News, Nuggets & Longreads 23 April 2016 — Takeovers, Spruce, Helles

Here’s what’s grabbed our attention in beer news and writing in the last week, from spruce beer to brewery takeovers, via brewery takeovers and, er, more brewery takeovers…

→ Let’s get AB-InBev’s acquisition spree out of the way first: Italian website Cronache di Birra broke the news yesterday that the global giant as acquired Birra del Borgo. Here’s the most incisive commentary so far:

→ Related: remember when we pondered what it must feel like to sell your brewery? Well, we’ve now been treated to two substantial pieces in which the founders of breweries absorbed by AB-InBev reflect on the experience. First, Jasper Cuppaidge of Camden Town was interviewed by Susannah Butter for the Evening Standard, perhaps expressing more insecurity than he intended or realised:

“Everyone has their opinions. We’re more craft than ever because that gives us the ability to brew more beer ourselves. The beer tastes as good as last week, if not better. Some people want to remain independent but it’s like, Mike there wears Converse, I like Vans.

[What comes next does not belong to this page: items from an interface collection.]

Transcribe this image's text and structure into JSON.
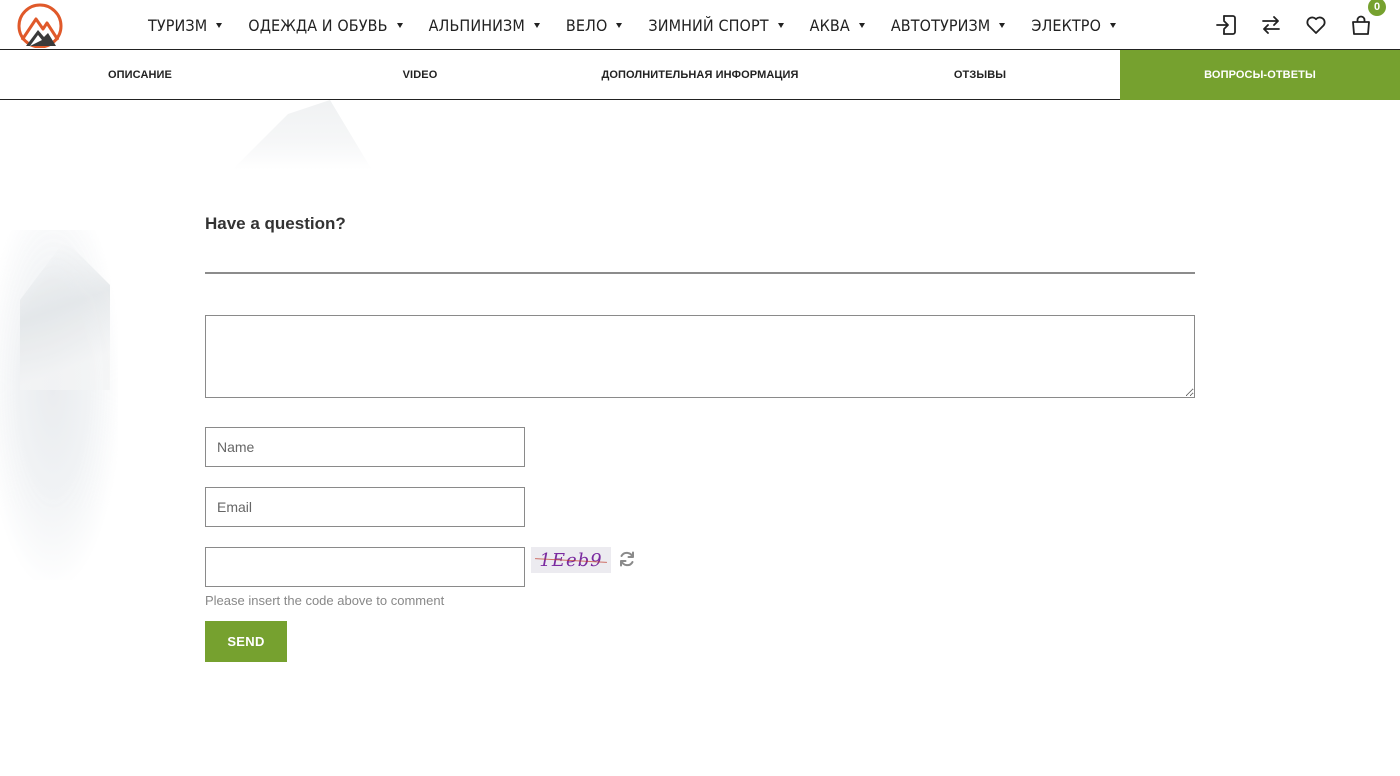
{
  "brand": {
    "logo_icon": "mountain-logo-icon",
    "accent": "#76a12f",
    "logo_color": "#e0592a"
  },
  "nav": {
    "items": [
      {
        "label": "ТУРИЗМ"
      },
      {
        "label": "ОДЕЖДА И ОБУВЬ"
      },
      {
        "label": "АЛЬПИНИЗМ"
      },
      {
        "label": "ВЕЛО"
      },
      {
        "label": "ЗИМНИЙ СПОРТ"
      },
      {
        "label": "АКВА"
      },
      {
        "label": "АВТОТУРИЗМ"
      },
      {
        "label": "ЭЛЕКТРО"
      }
    ]
  },
  "header_icons": {
    "login": "login-icon",
    "compare": "compare-arrows-icon",
    "wishlist": "heart-icon",
    "cart": "shopping-bag-icon",
    "cart_count": "0"
  },
  "tabs": [
    {
      "label": "ОПИСАНИЕ",
      "active": false
    },
    {
      "label": "VIDEO",
      "active": false
    },
    {
      "label": "ДОПОЛНИТЕЛЬНАЯ ИНФОРМАЦИЯ",
      "active": false
    },
    {
      "label": "ОТЗЫВЫ",
      "active": false
    },
    {
      "label": "ВОПРОСЫ-ОТВЕТЫ",
      "active": true
    }
  ],
  "form": {
    "title": "Have a question?",
    "question_value": "",
    "name_placeholder": "Name",
    "email_placeholder": "Email",
    "captcha_value": "",
    "captcha_code": "1Eeb9",
    "captcha_hint": "Please insert the code above to comment",
    "send_label": "SEND"
  }
}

Everyone has their cool thing.”

Categories
london pubs

Bar well and truly raised

Ten years ago, with the range of beers they offer today, the Red Lion in Leytonstone or the Bull in Highgate would have been among the best pubs in London. Now, while certainly way better than run-of-the-mill, they merely count as friendly neighbourhood craft beer bars.

That’s right: every neighbourhood in London now seems to have a craft beer bar and many (like the Bull) are also brewing. Everywhere you look, there are enamel signs advertising Orval and glowing neon Brooklyn Brewery logos. These days, you’re never more than a bus ride from a pint of Dark Star or a Camden Helles.

These kinds of places seem (thank God) to be replacing the kind of ‘style bars’ or ersatz ‘gastropubs’ which were everywhere until recently and which had snobbery without the saving grace of exciting beer. They were the kinds of places where you would be charged a fiver for a pint of stale Erdinger wheat beer or four quid for a pint of UK-brewed San Miguel; now, for that money, you get beers that are (arguably) worth the asking price.

There’s more detail on each of these pubs to follow in subsequent posts. Suffice to say we liked them all the more for their localness: drinking in them didn’t feel like a trip to Beerworld, Britain’s newest theme park.